Assignment: Read the listing and extract each line that includes the word "active".

Supplied data:
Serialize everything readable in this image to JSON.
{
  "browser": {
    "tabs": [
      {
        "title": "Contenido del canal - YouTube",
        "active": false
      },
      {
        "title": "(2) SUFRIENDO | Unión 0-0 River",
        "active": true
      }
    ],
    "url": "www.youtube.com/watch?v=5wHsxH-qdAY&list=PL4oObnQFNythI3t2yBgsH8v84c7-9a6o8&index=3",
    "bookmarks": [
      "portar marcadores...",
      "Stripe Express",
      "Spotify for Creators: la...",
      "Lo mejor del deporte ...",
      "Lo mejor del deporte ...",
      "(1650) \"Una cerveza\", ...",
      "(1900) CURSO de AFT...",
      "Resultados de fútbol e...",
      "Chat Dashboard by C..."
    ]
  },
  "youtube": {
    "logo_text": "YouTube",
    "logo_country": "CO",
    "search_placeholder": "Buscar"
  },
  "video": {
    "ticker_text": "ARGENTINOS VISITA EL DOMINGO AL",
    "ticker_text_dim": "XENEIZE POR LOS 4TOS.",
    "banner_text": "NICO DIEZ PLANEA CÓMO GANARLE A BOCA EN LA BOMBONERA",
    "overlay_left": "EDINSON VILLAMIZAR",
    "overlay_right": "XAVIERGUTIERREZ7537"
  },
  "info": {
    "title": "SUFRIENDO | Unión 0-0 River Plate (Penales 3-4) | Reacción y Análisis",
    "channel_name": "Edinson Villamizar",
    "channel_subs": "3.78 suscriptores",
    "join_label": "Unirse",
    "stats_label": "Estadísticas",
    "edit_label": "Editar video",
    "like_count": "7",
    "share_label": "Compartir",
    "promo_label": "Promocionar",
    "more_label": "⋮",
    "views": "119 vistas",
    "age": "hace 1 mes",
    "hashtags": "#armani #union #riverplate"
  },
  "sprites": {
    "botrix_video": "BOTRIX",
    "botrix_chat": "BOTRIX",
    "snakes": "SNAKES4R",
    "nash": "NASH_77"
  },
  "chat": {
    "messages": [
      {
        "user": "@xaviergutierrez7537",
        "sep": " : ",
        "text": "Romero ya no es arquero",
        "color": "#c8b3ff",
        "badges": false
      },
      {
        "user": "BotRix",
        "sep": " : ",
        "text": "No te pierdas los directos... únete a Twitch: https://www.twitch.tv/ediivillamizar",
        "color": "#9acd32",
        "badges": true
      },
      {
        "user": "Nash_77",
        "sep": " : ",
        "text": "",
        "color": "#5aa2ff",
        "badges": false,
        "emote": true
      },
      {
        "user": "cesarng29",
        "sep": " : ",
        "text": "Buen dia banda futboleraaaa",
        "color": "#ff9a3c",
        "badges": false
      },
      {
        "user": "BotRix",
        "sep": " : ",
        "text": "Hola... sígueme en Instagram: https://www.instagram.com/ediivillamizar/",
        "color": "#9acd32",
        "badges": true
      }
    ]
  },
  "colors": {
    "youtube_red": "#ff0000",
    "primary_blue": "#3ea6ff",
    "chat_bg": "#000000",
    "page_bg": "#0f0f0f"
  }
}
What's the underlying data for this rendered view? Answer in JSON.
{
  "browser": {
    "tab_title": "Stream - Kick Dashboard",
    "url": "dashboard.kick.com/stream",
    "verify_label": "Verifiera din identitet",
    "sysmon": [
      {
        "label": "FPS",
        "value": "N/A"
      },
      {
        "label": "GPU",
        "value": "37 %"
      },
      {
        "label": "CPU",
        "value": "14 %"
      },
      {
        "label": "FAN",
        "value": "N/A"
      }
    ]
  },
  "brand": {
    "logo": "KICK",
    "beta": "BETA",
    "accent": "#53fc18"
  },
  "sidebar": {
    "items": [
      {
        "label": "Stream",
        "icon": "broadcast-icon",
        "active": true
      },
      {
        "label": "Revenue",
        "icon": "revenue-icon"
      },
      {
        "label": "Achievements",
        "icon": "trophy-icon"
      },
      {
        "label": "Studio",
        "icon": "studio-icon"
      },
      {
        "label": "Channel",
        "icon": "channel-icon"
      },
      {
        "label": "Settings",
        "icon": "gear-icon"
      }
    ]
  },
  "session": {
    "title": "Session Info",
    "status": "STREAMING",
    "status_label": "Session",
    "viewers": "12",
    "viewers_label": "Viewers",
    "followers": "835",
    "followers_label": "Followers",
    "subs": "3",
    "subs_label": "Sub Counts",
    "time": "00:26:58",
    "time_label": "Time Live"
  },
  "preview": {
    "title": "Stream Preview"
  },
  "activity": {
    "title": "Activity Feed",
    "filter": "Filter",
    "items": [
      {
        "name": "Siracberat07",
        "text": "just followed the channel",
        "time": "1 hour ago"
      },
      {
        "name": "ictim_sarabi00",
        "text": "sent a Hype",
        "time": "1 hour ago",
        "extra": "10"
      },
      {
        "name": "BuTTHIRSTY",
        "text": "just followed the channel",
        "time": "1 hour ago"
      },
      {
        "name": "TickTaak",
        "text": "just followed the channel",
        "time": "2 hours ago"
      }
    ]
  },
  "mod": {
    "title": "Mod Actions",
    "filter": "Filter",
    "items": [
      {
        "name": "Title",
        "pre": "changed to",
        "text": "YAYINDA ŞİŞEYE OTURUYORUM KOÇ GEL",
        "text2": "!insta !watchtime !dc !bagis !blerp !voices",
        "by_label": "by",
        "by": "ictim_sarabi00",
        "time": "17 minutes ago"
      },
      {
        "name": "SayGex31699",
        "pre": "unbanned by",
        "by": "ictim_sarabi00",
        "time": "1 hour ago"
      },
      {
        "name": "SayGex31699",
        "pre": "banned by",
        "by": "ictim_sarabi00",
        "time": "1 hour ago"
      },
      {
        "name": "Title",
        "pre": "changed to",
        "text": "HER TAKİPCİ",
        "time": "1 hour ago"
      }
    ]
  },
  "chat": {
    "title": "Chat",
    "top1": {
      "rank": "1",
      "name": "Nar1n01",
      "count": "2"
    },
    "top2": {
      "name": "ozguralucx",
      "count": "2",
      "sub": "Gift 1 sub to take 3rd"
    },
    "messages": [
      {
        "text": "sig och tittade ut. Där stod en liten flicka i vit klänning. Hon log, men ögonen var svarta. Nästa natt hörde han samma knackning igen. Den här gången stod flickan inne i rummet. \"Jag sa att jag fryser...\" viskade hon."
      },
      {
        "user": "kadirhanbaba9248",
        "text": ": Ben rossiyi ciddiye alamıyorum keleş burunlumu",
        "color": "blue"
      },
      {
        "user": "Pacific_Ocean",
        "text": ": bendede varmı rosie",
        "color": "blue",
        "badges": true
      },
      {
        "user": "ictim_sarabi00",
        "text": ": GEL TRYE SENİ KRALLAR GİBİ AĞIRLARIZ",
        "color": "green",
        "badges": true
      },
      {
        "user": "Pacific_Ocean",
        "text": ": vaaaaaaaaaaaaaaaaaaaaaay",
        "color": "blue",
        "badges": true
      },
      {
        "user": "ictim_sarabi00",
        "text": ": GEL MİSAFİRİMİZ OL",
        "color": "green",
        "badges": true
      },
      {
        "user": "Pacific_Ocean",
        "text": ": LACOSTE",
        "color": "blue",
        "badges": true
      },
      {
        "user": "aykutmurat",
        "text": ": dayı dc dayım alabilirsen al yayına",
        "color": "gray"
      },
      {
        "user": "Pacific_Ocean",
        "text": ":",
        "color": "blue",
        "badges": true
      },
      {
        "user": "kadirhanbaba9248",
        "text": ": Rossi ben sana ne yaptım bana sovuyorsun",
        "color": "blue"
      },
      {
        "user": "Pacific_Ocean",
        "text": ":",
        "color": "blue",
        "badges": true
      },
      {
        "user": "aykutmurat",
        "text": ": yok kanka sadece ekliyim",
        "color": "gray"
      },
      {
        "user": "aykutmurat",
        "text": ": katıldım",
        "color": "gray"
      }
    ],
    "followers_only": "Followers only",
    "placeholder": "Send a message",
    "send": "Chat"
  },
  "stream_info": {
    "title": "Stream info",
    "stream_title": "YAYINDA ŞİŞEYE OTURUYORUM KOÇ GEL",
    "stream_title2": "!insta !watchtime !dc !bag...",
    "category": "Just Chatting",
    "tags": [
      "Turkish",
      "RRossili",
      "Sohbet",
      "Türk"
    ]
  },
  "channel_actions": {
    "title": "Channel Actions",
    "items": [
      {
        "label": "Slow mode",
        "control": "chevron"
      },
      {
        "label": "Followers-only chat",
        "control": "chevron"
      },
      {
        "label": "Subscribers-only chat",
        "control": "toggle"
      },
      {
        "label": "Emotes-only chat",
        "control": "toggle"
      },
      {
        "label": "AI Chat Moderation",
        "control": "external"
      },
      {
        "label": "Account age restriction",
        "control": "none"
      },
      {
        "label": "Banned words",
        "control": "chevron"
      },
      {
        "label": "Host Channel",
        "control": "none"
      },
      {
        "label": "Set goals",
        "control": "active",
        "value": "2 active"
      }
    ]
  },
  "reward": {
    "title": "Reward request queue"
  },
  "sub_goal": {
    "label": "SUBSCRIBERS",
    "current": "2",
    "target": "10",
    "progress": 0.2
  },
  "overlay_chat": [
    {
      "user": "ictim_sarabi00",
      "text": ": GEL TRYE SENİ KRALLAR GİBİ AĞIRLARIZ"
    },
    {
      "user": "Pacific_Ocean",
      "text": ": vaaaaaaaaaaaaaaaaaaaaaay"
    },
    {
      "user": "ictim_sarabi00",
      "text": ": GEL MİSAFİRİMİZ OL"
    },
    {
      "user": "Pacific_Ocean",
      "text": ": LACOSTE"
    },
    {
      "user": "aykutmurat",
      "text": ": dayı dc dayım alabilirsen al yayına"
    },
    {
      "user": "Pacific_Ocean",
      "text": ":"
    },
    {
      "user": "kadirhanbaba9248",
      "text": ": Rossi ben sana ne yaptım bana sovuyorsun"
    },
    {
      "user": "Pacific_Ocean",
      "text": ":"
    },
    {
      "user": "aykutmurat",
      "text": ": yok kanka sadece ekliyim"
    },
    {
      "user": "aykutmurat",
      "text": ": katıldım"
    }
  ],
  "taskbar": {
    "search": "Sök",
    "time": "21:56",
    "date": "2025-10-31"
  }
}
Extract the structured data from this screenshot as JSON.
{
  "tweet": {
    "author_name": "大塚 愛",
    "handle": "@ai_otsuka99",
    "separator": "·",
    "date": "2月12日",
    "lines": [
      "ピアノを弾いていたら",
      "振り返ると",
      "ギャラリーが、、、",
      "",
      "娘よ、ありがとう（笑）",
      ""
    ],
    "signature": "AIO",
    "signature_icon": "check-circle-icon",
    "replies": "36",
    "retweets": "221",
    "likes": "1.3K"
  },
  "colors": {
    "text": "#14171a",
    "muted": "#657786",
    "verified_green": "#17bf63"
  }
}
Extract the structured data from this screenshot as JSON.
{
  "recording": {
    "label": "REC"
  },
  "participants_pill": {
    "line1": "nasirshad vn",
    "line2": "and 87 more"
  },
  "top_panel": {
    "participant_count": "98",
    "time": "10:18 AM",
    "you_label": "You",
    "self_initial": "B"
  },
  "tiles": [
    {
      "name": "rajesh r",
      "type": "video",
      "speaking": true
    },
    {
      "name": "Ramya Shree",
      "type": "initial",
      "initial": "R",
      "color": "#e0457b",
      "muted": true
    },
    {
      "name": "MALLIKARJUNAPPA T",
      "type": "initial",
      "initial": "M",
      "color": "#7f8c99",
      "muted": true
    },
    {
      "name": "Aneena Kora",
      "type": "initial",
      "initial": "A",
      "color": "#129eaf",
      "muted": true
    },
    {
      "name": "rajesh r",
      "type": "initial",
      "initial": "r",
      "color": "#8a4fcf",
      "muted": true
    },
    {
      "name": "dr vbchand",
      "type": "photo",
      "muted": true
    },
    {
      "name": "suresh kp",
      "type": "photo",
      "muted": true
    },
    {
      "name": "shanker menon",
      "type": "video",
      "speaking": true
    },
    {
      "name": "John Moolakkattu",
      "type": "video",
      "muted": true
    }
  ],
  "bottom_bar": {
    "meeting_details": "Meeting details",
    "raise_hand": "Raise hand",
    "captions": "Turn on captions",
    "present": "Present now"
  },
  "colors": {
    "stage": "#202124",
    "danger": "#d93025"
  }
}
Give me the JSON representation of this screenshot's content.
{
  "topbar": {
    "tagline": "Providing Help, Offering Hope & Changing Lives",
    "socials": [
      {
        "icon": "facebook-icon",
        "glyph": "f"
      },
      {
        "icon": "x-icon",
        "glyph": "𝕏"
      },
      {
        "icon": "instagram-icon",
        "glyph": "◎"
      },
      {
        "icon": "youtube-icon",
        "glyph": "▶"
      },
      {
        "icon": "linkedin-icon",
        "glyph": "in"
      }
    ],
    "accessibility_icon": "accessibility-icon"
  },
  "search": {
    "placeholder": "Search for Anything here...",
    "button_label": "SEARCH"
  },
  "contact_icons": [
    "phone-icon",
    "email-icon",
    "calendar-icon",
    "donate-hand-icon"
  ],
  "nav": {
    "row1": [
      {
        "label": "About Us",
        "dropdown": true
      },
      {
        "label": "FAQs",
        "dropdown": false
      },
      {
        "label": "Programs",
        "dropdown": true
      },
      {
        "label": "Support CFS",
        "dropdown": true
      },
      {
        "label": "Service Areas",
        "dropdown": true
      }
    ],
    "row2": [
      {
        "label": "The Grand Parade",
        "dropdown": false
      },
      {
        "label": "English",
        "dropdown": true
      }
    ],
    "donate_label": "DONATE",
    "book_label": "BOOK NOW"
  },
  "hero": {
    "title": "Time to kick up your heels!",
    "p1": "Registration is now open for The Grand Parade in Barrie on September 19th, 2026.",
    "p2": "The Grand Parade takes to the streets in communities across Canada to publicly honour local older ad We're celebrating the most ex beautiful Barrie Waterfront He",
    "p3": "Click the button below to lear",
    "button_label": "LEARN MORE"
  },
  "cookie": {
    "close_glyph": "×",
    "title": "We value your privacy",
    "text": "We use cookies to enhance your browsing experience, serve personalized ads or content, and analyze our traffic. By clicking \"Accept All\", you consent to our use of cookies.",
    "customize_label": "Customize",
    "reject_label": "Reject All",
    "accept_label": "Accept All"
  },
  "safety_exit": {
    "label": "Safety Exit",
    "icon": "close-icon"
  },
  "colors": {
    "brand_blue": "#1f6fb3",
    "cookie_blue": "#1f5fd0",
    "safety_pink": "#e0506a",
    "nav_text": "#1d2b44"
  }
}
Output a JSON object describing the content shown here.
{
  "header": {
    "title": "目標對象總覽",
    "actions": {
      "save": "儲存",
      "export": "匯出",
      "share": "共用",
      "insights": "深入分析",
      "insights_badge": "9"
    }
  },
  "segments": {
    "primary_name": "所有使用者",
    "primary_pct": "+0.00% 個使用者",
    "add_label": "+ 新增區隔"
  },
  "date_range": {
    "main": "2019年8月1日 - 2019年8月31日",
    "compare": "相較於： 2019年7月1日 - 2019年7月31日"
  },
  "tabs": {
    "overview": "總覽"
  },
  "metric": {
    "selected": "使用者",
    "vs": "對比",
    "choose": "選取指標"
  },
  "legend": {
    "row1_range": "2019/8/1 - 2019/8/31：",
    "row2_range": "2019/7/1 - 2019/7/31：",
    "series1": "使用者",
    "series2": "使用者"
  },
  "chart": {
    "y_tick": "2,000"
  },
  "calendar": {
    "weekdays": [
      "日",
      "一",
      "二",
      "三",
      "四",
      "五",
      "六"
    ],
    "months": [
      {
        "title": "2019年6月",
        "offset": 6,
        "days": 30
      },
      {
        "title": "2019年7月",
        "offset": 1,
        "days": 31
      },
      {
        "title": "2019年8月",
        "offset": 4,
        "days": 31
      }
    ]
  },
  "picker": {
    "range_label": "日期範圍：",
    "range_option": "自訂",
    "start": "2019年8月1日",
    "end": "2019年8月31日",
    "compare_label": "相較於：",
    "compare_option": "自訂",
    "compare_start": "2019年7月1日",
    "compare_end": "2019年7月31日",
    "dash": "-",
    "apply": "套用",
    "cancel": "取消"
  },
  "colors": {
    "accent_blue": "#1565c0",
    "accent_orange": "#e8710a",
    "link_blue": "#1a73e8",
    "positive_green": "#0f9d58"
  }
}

Solution for this exercise:
        "active": false
        "active": true
        "active": true
        "control": "active",
        "value": "2 active"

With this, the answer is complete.